RALEIGH – The next time you hear a North Carolina politician talk about the “need” to use tax dollars or public debt to build a new ballpark, convention center, rail line, or similar luxury, ask them this simple question: how much more do you think we can afford?
If North Carolinians weren’t already saddled with massive financial liabilities, it might be reasonable to discuss how much more we should go into debt, and for what. But the fact of the matter is that we are saddled with massive liabilities. Set aside the huge and escalating federal debt. State and local obligations are large and growing, as well.
When policymakers talk about North Carolina fiscal policy, they tend to focus primarily on the income statement (annual state and local budgets) rather than on the balance sheet (total assets accumulated minus total liabilities incurred). They ought to be paying close attention to both.
North Carolina used to be known for its cautious approach to government debt, but in recent years the situation has changed. In 2012 the cost of servicing state debt will be nearly $900 million – an amount larger than the annual budgets of many of the state’s best-known agencies and departments. Add in the rising obligations of many cities and counties, and you find that North Carolina’s total government debt exceeded $53 billion in 2009, the last year for which I can find a comprehensive accounting.
Furthermore, an increasing share of it was never approved by voter referendum. Policymakers have evaded the state constitution’s referendum requirement by issuing certificates-of-participation and other “special obligations” that do not technically pledge government’s full faith and credit, but in practice offer an implicit promise to tap general revenues. Special-obligation debt now far exceeds general-obligation debt on North Carolina’s balance sheet.
Unfortunately, even this official balance sheet understates government liabilities. Consider the state’s promise to provide health benefits for retired public employees, a promise for which legislators have set aside no assets. According to a 2010 estimate, this one unfunded liability exceeded $33 billion. It is surely larger than that today.
There are other liabilities. Most analysts now rate North Carolina’s pension fund for teachers and public employees as underfunded, although they differ widely about the extent of the problem. While the official estimate is only a few billion dollars, a 2011 analysis found that adopting a somewhat-lower projection of future investment return would boost the unfunded liability to $12 billion. And an earlier study co-written by Northwestern University’s Joshua Rauh went even further, arguing that states should use federal treasuries as the benchmark. By that measure, North Carolina’s unfunded pension liability would be a staggering $58 billion. Even the midpoint between these two estimates would put the state’s pension exposure as roughly equal to its retiree-health exposure.
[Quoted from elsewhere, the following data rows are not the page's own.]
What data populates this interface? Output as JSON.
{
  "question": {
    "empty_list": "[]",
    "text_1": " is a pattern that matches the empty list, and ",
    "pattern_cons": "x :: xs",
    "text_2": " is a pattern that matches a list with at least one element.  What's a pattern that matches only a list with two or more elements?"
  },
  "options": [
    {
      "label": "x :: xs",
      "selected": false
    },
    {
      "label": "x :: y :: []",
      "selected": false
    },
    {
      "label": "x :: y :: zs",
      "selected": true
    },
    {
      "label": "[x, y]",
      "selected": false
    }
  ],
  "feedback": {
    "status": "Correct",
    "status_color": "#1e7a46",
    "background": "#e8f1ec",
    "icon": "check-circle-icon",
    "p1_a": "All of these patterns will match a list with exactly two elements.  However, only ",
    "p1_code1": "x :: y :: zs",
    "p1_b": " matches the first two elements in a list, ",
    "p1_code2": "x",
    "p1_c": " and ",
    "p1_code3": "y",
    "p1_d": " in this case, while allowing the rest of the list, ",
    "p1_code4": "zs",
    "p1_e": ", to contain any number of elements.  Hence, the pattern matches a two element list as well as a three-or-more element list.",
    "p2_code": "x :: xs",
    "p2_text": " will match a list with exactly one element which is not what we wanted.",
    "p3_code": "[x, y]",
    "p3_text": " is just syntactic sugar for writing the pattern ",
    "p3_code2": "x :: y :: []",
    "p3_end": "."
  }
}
Nor is the problem limited to financial liabilities. Many departments and localities have managed their physical capital poorly, failing to keep their buildings and infrastructure networks in good repair. About 30 percent of North Carolina’s bridges are structurally deficient or functionally obsolete. More than a quarter of our major roads are in poor or mediocre condition. The liability for deferred maintenance in North Carolina’s transportation assets alone exceeds $1 billion, and similar liabilities exist in other state and local agencies. For example, to repair or replace all the deficient water and sewer systems across the state would cost more than $10 billion over the next two decades, according to a recent estimate.
In order to build up enough reserves to meet all these obligations, North Carolina governments would have to set aside more than $2 billion a year for many years – more than tripling our current state spending on debt service. Does that sound realistic to you?
In truth, some of the obligations will never be met. Others will have to be met by cutting spending elsewhere. At the very least, North Carolina policymakers need to stop making the problem worse by issuing new debt for low priorities, such as entertainment and passenger rail, while failing to devote sufficient attention to fulfilling the promises and maintaining the critical public assets already on the government’s books.
Hood is president of the John Locke Foundation.